What you should do
Going line by line through the entries below, tally those that hold the string "직원분이". Give only the total.

Supplied data
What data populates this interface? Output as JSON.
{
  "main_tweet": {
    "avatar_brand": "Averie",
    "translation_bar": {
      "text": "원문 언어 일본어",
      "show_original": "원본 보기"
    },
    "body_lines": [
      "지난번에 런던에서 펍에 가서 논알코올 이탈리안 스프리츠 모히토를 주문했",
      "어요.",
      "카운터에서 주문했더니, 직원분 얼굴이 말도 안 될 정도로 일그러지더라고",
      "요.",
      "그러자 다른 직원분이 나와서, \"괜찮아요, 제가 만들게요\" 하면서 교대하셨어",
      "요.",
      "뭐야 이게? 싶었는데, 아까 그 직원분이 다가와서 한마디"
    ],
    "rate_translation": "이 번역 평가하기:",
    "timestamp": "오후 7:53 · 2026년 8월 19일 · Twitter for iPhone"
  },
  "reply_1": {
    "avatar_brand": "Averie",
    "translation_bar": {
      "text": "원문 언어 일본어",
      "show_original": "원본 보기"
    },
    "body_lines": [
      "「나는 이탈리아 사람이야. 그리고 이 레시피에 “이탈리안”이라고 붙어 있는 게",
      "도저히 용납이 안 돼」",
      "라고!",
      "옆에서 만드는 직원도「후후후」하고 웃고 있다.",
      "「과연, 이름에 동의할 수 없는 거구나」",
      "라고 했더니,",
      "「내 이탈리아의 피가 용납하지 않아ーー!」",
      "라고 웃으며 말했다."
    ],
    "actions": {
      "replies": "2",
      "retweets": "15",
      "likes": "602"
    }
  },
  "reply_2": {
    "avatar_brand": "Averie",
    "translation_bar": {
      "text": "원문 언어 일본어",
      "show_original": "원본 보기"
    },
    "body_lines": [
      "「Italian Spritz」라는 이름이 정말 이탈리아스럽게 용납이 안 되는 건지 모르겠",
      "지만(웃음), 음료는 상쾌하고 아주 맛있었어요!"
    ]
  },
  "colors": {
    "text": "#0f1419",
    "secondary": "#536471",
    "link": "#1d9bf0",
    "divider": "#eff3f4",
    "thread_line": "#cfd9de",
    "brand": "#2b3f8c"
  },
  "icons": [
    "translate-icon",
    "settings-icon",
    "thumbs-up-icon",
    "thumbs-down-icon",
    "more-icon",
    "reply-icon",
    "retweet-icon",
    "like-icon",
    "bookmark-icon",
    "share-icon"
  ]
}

Task response
2